“Some ministries, like the Ministry of the Family or the Ministry of Education, collaborate closely with religious leaders. Along with youth policies, these are the areas in which the government invites us to express opinions because we all work for the good of the country."
The collaboration between the State and religions for the country’s development is also reflected in the archbishop’s personal involvement. "I was appointed presidential advisor for minority rights and religious harmony. Thanks to the work of governmental interethnic and inter-religious bodies, there are frequent occasions for discussion and talks among all groups in Singapore’s cosmopolitan society. Our ability to live together peacefully, especially among different religions, is truly a miracle.
“Among the various initiatives, religious groups have set up a non-governmental organisation, the Inter-Religious Organisation (IRO), which provides a significant place for sharing different experiences of faith, this thanks to the important help from the government. All this makes Singapore a truly unique reality, where every religious problem is dealt with directly among religious leaders, even with a phone call. This is the beauty of our country, there are no conflicts," the archbishop said.
"All religions are on the same level and do not exercise any political power. Instead, all the countries that surround Singapore have a dominant religion, favoured by their governments. When this happens, the tendency to discriminate against others is strong. Unlike what happens in Thailand, Indonesia, Malaysia, religions in Singapore do not have political power and do not seek it. For this reason, dialogue is easier and the common goal is the good of the country.
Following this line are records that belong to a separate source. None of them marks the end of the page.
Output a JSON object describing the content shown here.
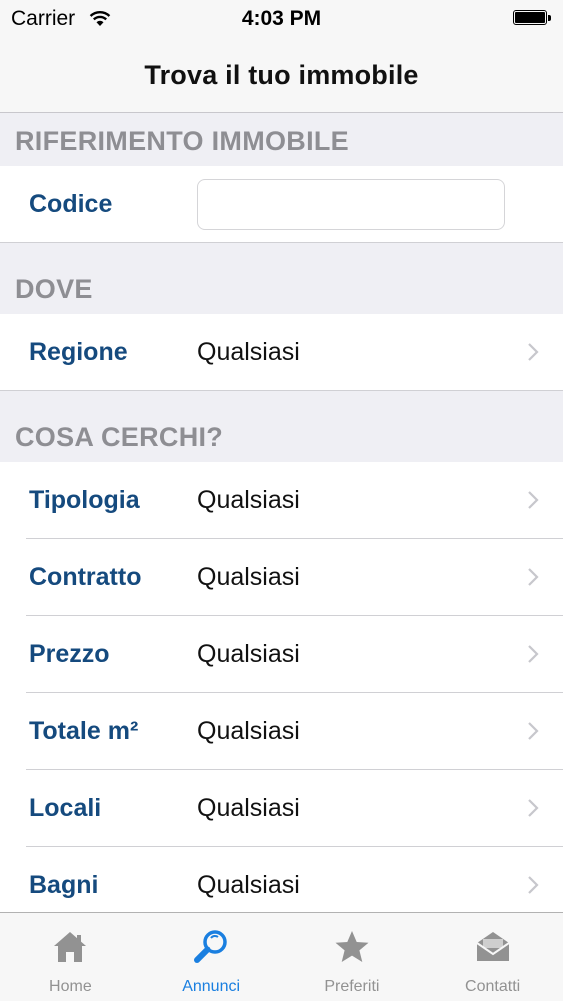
{
  "status_bar": {
    "carrier": "Carrier",
    "time": "4:03 PM"
  },
  "nav": {
    "title": "Trova il tuo immobile"
  },
  "sections": {
    "riferimento": {
      "header": "RIFERIMENTO IMMOBILE",
      "codice_label": "Codice",
      "codice_value": ""
    },
    "dove": {
      "header": "DOVE",
      "regione_label": "Regione",
      "regione_value": "Qualsiasi"
    },
    "cosa": {
      "header": "COSA CERCHI?",
      "rows": [
        {
          "label": "Tipologia",
          "value": "Qualsiasi"
        },
        {
          "label": "Contratto",
          "value": "Qualsiasi"
        },
        {
          "label": "Prezzo",
          "value": "Qualsiasi"
        },
        {
          "label": "Totale m²",
          "value": "Qualsiasi"
        },
        {
          "label": "Locali",
          "value": "Qualsiasi"
        },
        {
          "label": "Bagni",
          "value": "Qualsiasi"
        }
      ]
    }
  },
  "tabs": [
    {
      "label": "Home",
      "icon": "home-icon"
    },
    {
      "label": "Annunci",
      "icon": "magnifier-icon"
    },
    {
      "label": "Preferiti",
      "icon": "star-icon"
    },
    {
      "label": "Contatti",
      "icon": "envelope-icon"
    }
  ],
  "active_tab": "Annunci",
  "colors": {
    "label_blue": "#154a7e",
    "tab_active": "#1a7fe0",
    "tab_inactive": "#929292",
    "section_gray": "#8e8e93"
  }
}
“Whenever foreign delegations visit Singapore, they make sure to meet local religious leaders. Recently, even Prince Charles of England visited the country and held talks with leaders on how to promote religious harmony. In Singapore we try to be a model, but ultimately the problem of many countries is the mutual exploitation of religion and politics. This is why I believe that elsewhere our system may not be effective ", Mgr Goh noted.
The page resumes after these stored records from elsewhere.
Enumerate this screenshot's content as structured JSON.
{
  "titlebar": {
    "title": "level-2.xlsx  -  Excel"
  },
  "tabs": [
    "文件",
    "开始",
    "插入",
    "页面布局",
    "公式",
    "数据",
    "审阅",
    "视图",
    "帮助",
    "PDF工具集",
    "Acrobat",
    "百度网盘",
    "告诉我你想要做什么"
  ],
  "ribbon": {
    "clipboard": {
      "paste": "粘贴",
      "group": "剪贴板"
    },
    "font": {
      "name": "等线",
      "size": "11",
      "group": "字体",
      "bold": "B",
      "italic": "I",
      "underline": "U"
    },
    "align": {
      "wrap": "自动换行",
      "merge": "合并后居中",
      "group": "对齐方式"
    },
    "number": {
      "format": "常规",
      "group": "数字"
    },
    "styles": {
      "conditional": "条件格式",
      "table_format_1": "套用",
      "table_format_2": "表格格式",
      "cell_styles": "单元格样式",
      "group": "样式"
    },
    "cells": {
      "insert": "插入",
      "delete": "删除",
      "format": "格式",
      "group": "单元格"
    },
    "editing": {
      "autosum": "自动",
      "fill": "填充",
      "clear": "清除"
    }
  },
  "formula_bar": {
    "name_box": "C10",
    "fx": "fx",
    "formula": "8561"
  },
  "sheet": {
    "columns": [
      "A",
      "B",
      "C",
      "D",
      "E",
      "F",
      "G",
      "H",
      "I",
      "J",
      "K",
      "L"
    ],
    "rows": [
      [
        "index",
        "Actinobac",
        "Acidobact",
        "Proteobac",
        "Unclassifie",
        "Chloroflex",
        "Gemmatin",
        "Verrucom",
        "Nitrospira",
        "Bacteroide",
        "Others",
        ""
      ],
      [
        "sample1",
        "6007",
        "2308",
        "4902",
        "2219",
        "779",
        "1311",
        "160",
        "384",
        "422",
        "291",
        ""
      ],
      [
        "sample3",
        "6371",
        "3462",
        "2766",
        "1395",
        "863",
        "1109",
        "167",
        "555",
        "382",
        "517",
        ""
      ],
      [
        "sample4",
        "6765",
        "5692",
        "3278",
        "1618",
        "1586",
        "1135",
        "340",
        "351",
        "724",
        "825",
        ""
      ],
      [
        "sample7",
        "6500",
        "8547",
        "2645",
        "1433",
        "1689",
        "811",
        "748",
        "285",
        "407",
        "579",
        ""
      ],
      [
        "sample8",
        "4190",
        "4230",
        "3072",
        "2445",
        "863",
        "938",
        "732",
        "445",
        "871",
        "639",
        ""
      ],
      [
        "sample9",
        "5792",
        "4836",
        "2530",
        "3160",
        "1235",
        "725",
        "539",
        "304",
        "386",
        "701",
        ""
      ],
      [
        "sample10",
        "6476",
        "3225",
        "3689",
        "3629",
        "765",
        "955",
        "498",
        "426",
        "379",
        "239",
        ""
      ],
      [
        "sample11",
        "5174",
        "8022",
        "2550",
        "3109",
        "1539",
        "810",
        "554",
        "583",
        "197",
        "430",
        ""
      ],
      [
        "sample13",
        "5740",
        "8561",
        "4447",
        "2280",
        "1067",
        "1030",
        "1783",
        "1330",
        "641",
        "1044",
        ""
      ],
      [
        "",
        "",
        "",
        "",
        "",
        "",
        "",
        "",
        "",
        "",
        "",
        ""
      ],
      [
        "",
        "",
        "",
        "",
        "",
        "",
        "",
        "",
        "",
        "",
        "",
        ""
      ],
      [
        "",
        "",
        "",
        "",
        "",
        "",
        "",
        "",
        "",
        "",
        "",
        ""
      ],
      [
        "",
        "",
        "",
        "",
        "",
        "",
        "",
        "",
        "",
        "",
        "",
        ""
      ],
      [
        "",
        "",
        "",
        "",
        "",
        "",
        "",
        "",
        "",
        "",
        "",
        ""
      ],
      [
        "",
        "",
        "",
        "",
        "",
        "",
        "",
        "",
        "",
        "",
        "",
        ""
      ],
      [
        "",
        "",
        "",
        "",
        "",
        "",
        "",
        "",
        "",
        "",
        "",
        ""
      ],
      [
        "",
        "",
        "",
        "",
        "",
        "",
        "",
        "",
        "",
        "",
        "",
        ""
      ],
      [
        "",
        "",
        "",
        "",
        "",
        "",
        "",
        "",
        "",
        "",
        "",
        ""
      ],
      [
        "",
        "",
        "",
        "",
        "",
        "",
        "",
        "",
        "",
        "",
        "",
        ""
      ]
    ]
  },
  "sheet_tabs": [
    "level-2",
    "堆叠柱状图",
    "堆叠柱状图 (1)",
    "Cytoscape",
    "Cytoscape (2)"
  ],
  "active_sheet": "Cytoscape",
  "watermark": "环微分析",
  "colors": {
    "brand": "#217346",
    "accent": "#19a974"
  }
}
The day before the interview, Mgr Goh met Pope Francis along the bishops of Malaysia and Brunei. The archbishop said that these countries are very different from one another. For this reason, during the audience with the pontiff, the presentation of each took a long time. "As a result, there was little time for questions and observations," the archbishop explained.
Still, "We managed to have a very meaningful talk,” Mgr Goh said. “'Ask me all the questions you want, any! Even if you do not like the pope, you can tell me," Pope Francis told us with the humility that is his trademark. He was present like a father and as such he listened to us.
“For my part, I asked him two questions that are close to my heart. First, I explained my curiosity about the efficiency of a structure organised around small dicasteries in the context of a universal institution to which billions of people belong. After, I asked for clarifications on the theme of communion for the divorced included in Amoris Laetitia, Pope Francis’s second apostolic exhortation.
“Many in the Church have doubts and are uncertain. Such confusion and division also frighten me, but the Holy Father told me: 'Chapter VIII cannot be decontextualised. It is only the end of the exhortation. Chapter IV is more important, where its principles are explained. For Pope Francis, the question cannot be reduced to whether divorced people can receive communion or not?' Rather, the question is: 'How can we reach them, [and] assist them from a spiritual point of view?' Unfortunately, sometimes there are different approaches between academics and those involved in grassroots pastoral outreach. Pope Francis belongs to the latter group.”